I’m pickling a lot these days. That seems to be the way it goes with summer gardening. You hoe and weed and till and sow and water and worry and then it all comes pouring in at once, faster than you can eat it.

When I have this problem, I pickle.

Folks, get ready for a lot of pickling posts. It’s a sure path to colorful shelves. And besides, colorful shelves in the cold winter months are a good thing,

The turnips didn’t grow yellow. But I tend to dye my vegetables when I pickle them so that they don’t turn an unappealing brown color while they sit in the liquid for a time. It also imparts some flavor.

For this, I used turmeric to color them, but you could also use saffron if you have it handy.

These were the turnips from the garden. There was more than this but I think someone had steamed turnips for dinner.

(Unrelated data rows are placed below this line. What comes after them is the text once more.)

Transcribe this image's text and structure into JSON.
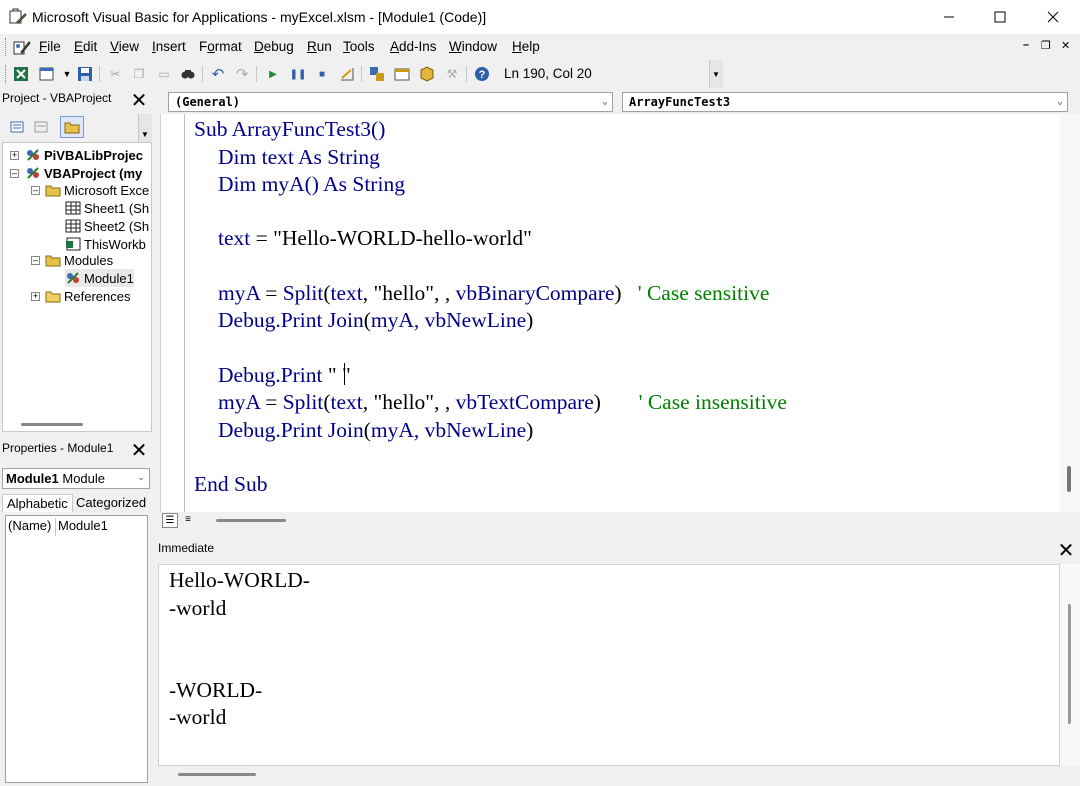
{
  "window": {
    "title": "Microsoft Visual Basic for Applications - myExcel.xlsm - [Module1 (Code)]",
    "minimize_icon": "minimize-icon",
    "maximize_icon": "maximize-icon",
    "close_icon": "close-icon"
  },
  "menu": {
    "items": [
      {
        "pre": "",
        "u": "F",
        "post": "ile"
      },
      {
        "pre": "",
        "u": "E",
        "post": "dit"
      },
      {
        "pre": "",
        "u": "V",
        "post": "iew"
      },
      {
        "pre": "",
        "u": "I",
        "post": "nsert"
      },
      {
        "pre": "F",
        "u": "o",
        "post": "rmat"
      },
      {
        "pre": "",
        "u": "D",
        "post": "ebug"
      },
      {
        "pre": "",
        "u": "R",
        "post": "un"
      },
      {
        "pre": "",
        "u": "T",
        "post": "ools"
      },
      {
        "pre": "",
        "u": "A",
        "post": "dd-Ins"
      },
      {
        "pre": "",
        "u": "W",
        "post": "indow"
      },
      {
        "pre": "",
        "u": "H",
        "post": "elp"
      }
    ]
  },
  "toolbar": {
    "position": "Ln 190, Col 20"
  },
  "project_panel": {
    "title": "Project - VBAProject",
    "tree": [
      {
        "label": "PiVBALibProjec",
        "bold": true
      },
      {
        "label": "VBAProject (my",
        "bold": true
      },
      {
        "label": "Microsoft Exce"
      },
      {
        "label": "Sheet1 (Sh"
      },
      {
        "label": "Sheet2 (Sh"
      },
      {
        "label": "ThisWorkb"
      },
      {
        "label": "Modules"
      },
      {
        "label": "Module1"
      },
      {
        "label": "References"
      }
    ]
  },
  "properties_panel": {
    "title": "Properties - Module1",
    "object_name": "Module1",
    "object_type": "Module",
    "tabs": [
      "Alphabetic",
      "Categorized"
    ],
    "rows": [
      {
        "name": "(Name)",
        "value": "Module1"
      }
    ]
  },
  "code_window": {
    "object_combo": "(General)",
    "procedure_combo": "ArrayFuncTest3"
  },
  "code": {
    "l1": {
      "a": "Sub ArrayFuncTest3()"
    },
    "l2": {
      "a": "Dim text As String"
    },
    "l3": {
      "a": "Dim myA() As String"
    },
    "l4": {
      "a": "text",
      "b": " = \"Hello-WORLD-hello-world\""
    },
    "l5": {
      "a": "myA",
      "b": " = ",
      "c": "Split",
      "d": "(",
      "e": "text",
      "f": ", \"hello\", , ",
      "g": "vbBinaryCompare",
      "h": ")   ",
      "i": "' Case sensitive"
    },
    "l6": {
      "a": "Debug.Print Join",
      "b": "(",
      "c": "myA, vbNewLine",
      "d": ")"
    },
    "l7": {
      "a": "Debug.Print",
      "b": " \" \""
    },
    "l8": {
      "a": "myA",
      "b": " = ",
      "c": "Split",
      "d": "(",
      "e": "text",
      "f": ", \"hello\", , ",
      "g": "vbTextCompare",
      "h": ")       ",
      "i": "' Case insensitive"
    },
    "l9": {
      "a": "Debug.Print Join",
      "b": "(",
      "c": "myA, vbNewLine",
      "d": ")"
    },
    "l10": {
      "a": "End Sub"
    }
  },
  "immediate": {
    "title": "Immediate",
    "lines": [
      "Hello-WORLD-",
      "-world",
      "",
      "",
      "-WORLD-",
      "-world"
    ]
  }
}
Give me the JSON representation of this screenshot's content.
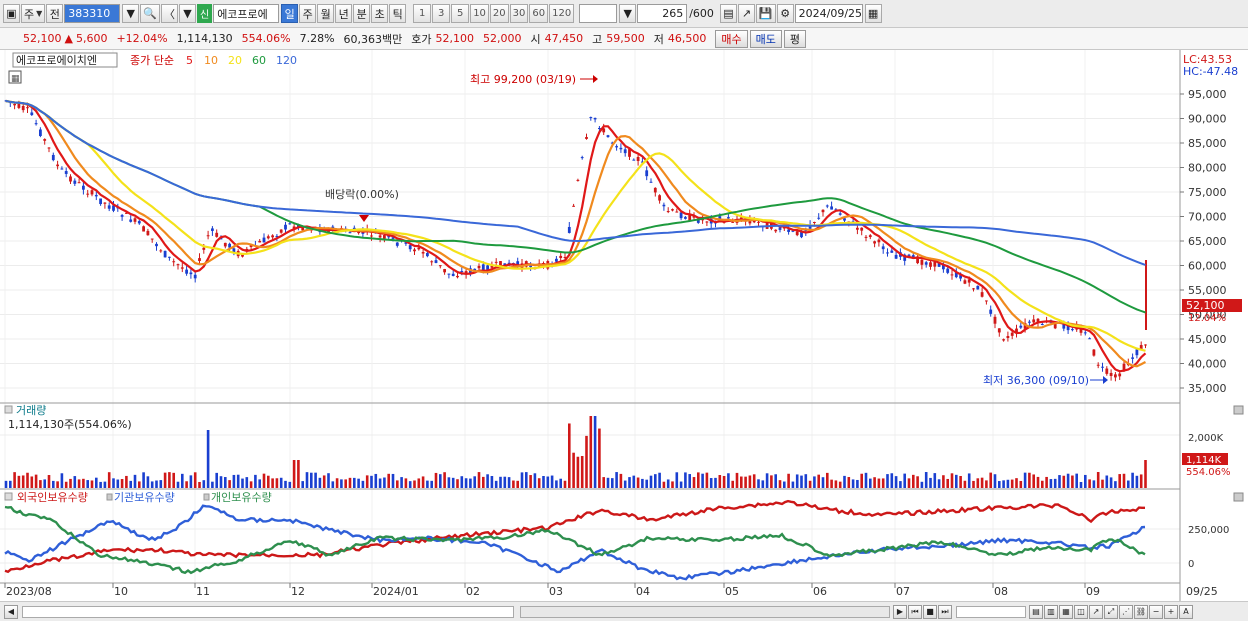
{
  "toolbar": {
    "market": "주",
    "prev": "전",
    "code": "383310",
    "name_badge": "신",
    "name": "에코프로에",
    "periods": [
      "일",
      "주",
      "월",
      "년",
      "분",
      "초",
      "틱"
    ],
    "selected_period": "일",
    "nums": [
      "1",
      "3",
      "5",
      "10",
      "20",
      "30",
      "60",
      "120"
    ],
    "count": "265",
    "count_total": "/600",
    "date": "2024/09/25"
  },
  "quote": {
    "price": "52,100",
    "change": "5,600",
    "change_pct": "+12.04%",
    "volume": "1,114,130",
    "vol_ratio": "554.06%",
    "turnover": "7.28%",
    "amount": "60,363백만",
    "bid_label": "호가",
    "bid1": "52,100",
    "bid2": "52,000",
    "open_label": "시",
    "open": "47,450",
    "high_label": "고",
    "high": "59,500",
    "low_label": "저",
    "low": "46,500",
    "buy": "매수",
    "sell": "매도",
    "eval": "평"
  },
  "price_panel": {
    "stock_label": "에코프로에이치엔",
    "legend_prefix": "종가 단순",
    "ma": [
      {
        "period": "5",
        "color": "#e01818"
      },
      {
        "period": "10",
        "color": "#f08a1e"
      },
      {
        "period": "20",
        "color": "#f4e21a"
      },
      {
        "period": "60",
        "color": "#1e9a3e"
      },
      {
        "period": "120",
        "color": "#3a68d8"
      }
    ],
    "lc": "LC:43.53",
    "hc": "HC:-47.48",
    "high_note": "최고 99,200 (03/19)",
    "low_note": "최저 36,300 (09/10)",
    "div_note": "배당락(0.00%)",
    "price_tag": "52,100",
    "pct_tag": "12.04%",
    "yticks": [
      "95,000",
      "90,000",
      "85,000",
      "80,000",
      "75,000",
      "70,000",
      "65,000",
      "60,000",
      "55,000",
      "50,000",
      "45,000",
      "40,000",
      "35,000"
    ]
  },
  "volume_panel": {
    "title": "거래량",
    "value": "1,114,130주(554.06%)",
    "ytick": "2,000K",
    "tag": "1,114K",
    "tag_pct": "554.06%"
  },
  "holdings_panel": {
    "series": [
      {
        "name": "외국인보유수량",
        "color": "#cc1818"
      },
      {
        "name": "기관보유수량",
        "color": "#2f5fd8"
      },
      {
        "name": "개인보유수량",
        "color": "#2e8f4e"
      }
    ],
    "yticks": [
      "250,000",
      "0"
    ]
  },
  "xaxis": {
    "labels": [
      "2023/08",
      "10",
      "11",
      "12",
      "2024/01",
      "02",
      "03",
      "04",
      "05",
      "06",
      "07",
      "08",
      "09"
    ],
    "right_label": "09/25"
  },
  "colors": {
    "up": "#d01818",
    "down": "#1a3fd0",
    "grid": "#dcdcdc"
  }
}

Here is what you’ll need to pickle these turnips: Anise seed (you could also use star anise) turmeric, white vinegar (you could also use rice vinegar, white wine vinegar, etc, etc) coriander seed, sea or Kosher salt, black peppercorns, sugar, mustard seed, and turnips of course!

Give your turnips a nice peel.

Then slice them thinly. I recommend a mandolin for this unless you have serious knife skills.

But you don’t want the slices to be paper thin, you want them to have some sturdiness to them. Otherwise they’ll disintegrate in the hot liquid.

Next you make your pickling mixture. Pour in the vinegar…

The salt!

The anise…

The mustard seed!

The sugar.

The peppercorns!

The coriander seed.

And at last the turmeric.

Keep in mind, that if you’re feeling elaborate, you can toast the seeds for 1-2 minutes in a pan before you add them to the liquid to bring out the flavorful oils. Just don’t toast anything powdered, ie. the turmeric, sugar, salt.

Once you bring your mixture to a simmer and turn off the heat, you can add your turnips to the mixture, or even better you can add your turnips to mason jars, tightly packed and pour the liquid over them, one by one.

But of course, I’m not the best at doing things the easy way. So I dumped ‘em in, then dumped ‘em in the jars.

Ain’t it purty?

These are such a fun and flavorful condiment to add to a salad, or a burger, or a sandwich. They really jazz things up. And sometimes life needs jazzing up.

Give this a try sometime!

“Pickled Turnips”

Prep Time: 5 minutes

Cook Time: 55 minutes

Total Time: 1 hour

Yield: 6 quarts (20 cups)

“Pickled Turnips”

Ingredients

  • 12 cups white or rice wine vinegar
  • 4 cups water
  • 4 cups sugar
  • 1/2 cup salt
  • 1 teaspoon coriander seed
  • 1 teaspoon mustard seed
  • 1/2 teaspoon anise seed
  • 1 teaspoon black peppercorns
  • 1 teaspoon turmeric or saffron
  • 12 cups turnips, thinly sliced to about 1/8 inch thick

Instructions

  1. Combine the vinegar, water, sugar, and salt in a large saucepan.
  2. (Optional) Toast the coriander, mustard, anise, and black peppercorn in a pan over medium heat for 1-2 minutes, stirring constantly, until the seeds begin to exude their perfume.
  3. Add the turmeric, coriander, mustard, anise and peppercorn to the liquid and bring to a boil. Turn off the heat.
  4. Pack the turnip slices in jars, pressing down gently to fill spaces. Pour the liquid into each jar leaving a 1/2 inch of head space at the top.
  5. Place the lids on top and tighten gently. Store in the refrigerator or put the jars in a boiling water bath (212°F) for about 45 minutes. Remove them from the water and tighten the lids further. You will hear a fun “popping” sound as they cool which indicates they are sealing.
http://georgiapellegrini.com/2011/08/07/recipes/pickled-turnips/

 

“Moroccan Lamb and Beef Stew”

Moroccan Lamb and Beef Stew

This is one of my favorite stews. It is perfect for the really cold months and for large gatherings when you have a lot of people to feed. In isn’t your everyday beef stew. For one, it has equal parts lamb in it and then it also has a middle eastern flair…a little dried fruit, …